I’m guessing it’s not the world’s greatest stop-the-press sort of a secret that I love to watch butterflies. In as much as we’ve planned our garden (i.e. not very much at all) it’s designed to attract them, with buddleia, honeysuckle, roses, lavender and sweet peas all overgrowing each other for attention. It all smells wonderful on a sun-baked summer’s evening, and the butterflies and bumble bees follow their noses.

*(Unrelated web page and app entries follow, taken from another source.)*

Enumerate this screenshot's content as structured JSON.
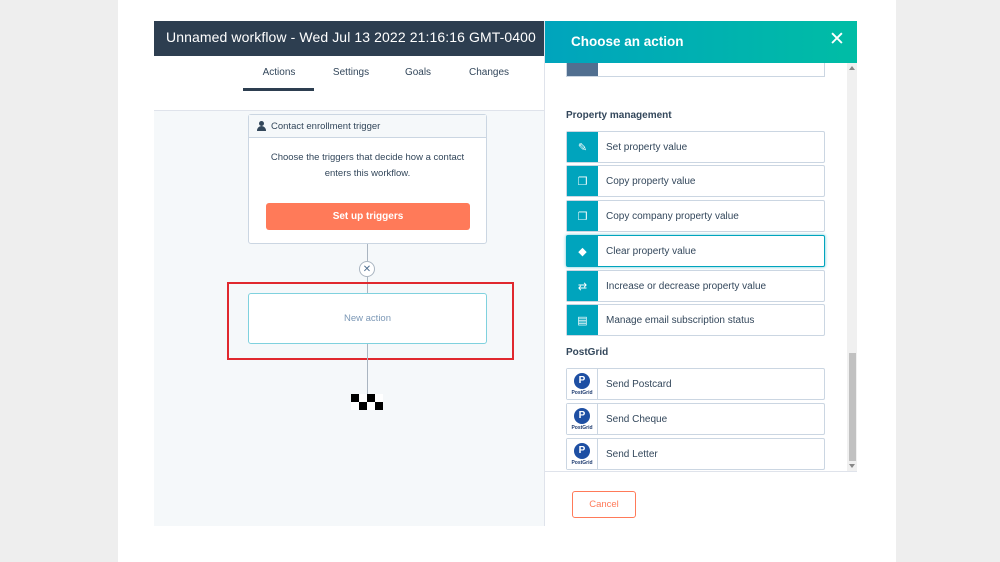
{
  "workflow": {
    "title": "Unnamed workflow - Wed Jul 13 2022 21:16:16 GMT-0400"
  },
  "tabs": [
    {
      "label": "Actions",
      "active": true
    },
    {
      "label": "Settings"
    },
    {
      "label": "Goals"
    },
    {
      "label": "Changes"
    }
  ],
  "trigger": {
    "header": "Contact enrollment trigger",
    "description": "Choose the triggers that decide how a contact enters this workflow.",
    "button": "Set up triggers"
  },
  "new_action": {
    "label": "New action",
    "close_symbol": "✕"
  },
  "panel": {
    "title": "Choose an action",
    "close_symbol": "✕",
    "sections": [
      {
        "label": "Property management",
        "items": [
          {
            "label": "Set property value",
            "icon": "edit-icon",
            "glyph": "✎"
          },
          {
            "label": "Copy property value",
            "icon": "copy-icon",
            "glyph": "❐"
          },
          {
            "label": "Copy company property value",
            "icon": "copy-icon",
            "glyph": "❐"
          },
          {
            "label": "Clear property value",
            "icon": "eraser-icon",
            "glyph": "◆",
            "active": true
          },
          {
            "label": "Increase or decrease property value",
            "icon": "swap-icon",
            "glyph": "⇄"
          },
          {
            "label": "Manage email subscription status",
            "icon": "newspaper-icon",
            "glyph": "▤"
          }
        ]
      },
      {
        "label": "PostGrid",
        "items": [
          {
            "label": "Send Postcard",
            "icon": "postgrid-logo-icon"
          },
          {
            "label": "Send Cheque",
            "icon": "postgrid-logo-icon"
          },
          {
            "label": "Send Letter",
            "icon": "postgrid-logo-icon"
          }
        ]
      }
    ],
    "postgrid_logo": {
      "letter": "P",
      "text": "PostGrid"
    },
    "cancel": "Cancel"
  },
  "colors": {
    "topbar": "#2d3e50",
    "accent": "#00a4bd",
    "cta": "#ff7a59",
    "highlight": "#e0282e"
  }
}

We see cabbage whites, tortoiseshells and red admirals, and every now and then some of those tiny little blue ones whose name I can’t remember. Pretty, beautiful even, but not extraordinary. Do you think that’s how you would feel if you lived somewhere tropical where butterflies the size of your hand are the norm, or where the local greenery requires those gorgeous lime green, orange and velvet black ones for camouflage? Would we go to special ‘cold houses’ to see a bumble bee buzz over a deep blue honeysuckle?
We took Kitty and Elma on one of H’s recent holiday days when we ended up in Stratford in the pouring rain waiting for the car to be serviced. It’s always been a lovely place to visit, but we also get to see the changes in the girls given stark relief by a trip to a familiar place.
It’s funny how trips to certain places show up the growth and changes in your children. I don’t mean the truly mundane and everyday like the supermarket, although every time I lift the children into the trolley I can see how much Elma has grown, and how ready she is to be in a proper sitting up seat alongside her sister, so much as the differences you see when you go somewhere every month or so. A park where Kitty needed help to climb to the slide, but now does it herself, or a wall that she couldn’t see over last time.
The last time we went to see the butterflies Elma was still in her pram, tanked up with milk and warmly snuggled up in her snowsuit. She wasn’t terribly interested in the outside world except for her little hanging turtle and her Mummy’s face just beyond it, and if memory serves me rightly she fell asleep for most of the time we spent there. Now, a few months on she was all giggles, tracking the butterflies around the enclosure, pulling herself forward on her buggy bar to see more, and utterly blasé about them dive bombing her very orange buggy.
Kitty had been as enchanted as her Mummy; the first time we ever went, just before her second birthday, she tootled around in her little butterfly backpack reins, pulling at Grandad’s sleeve for a lift up to see more. Over the winter she’d stand and stare and dream, and she spent weeks chattering at Grandpa on the phone to tell him how the butterfly had landed on her head, then Mummy’s tummy, and then my finger, usually accompanied by a theatrical re-enactment.
Perhaps it was because there were so many more at this time of year than in the Spring or perhaps it was the dive bombing of big fluttery wings, but this time she wasn’t so bothered by the butterflies, to the extent of being very unimpressed when they flew too close for her liking. Poor butterflies; used to people cooing over their stunning good looks, they must have been rather surprised when a two year old whirlwind flipped around from hiding in Daddy’s shoulder to growl “wrraaa!”. But while butterflies were preferred at arms’ length, the fish were the lucky recipients of her wholehearted affection.
By the looks of a couple of the carp in that lily pond she’s not the only little girl who likes feeding them either. Happily our combined loose change collection produced a couple of 20ps and she trotted back and forth from the food dispenser to the little bridge, flinging each little pellet individually in the vague direction of the fish of her choosing.
(I love the little sticky out tongue)
And they returned her diligence; little orange and silver slivers flashed across the pond, nosing each other out of the way to get to the treats before scattering across the prow of an enormous blotchy white giant who emerged open mouthed from the deep, scooped up every floating morsel in sight, and sank silently in a trail of bubbles.
I’m sure by the next time we visit they’ll both have changed again, perhaps Kitty will be all about the quail, and Elma the fish. Or perhaps they’ll both be mad about the fish. However, fun as fish food is (and by fun I mean “stinky as all out”), their Mummy will always be for the butterflies.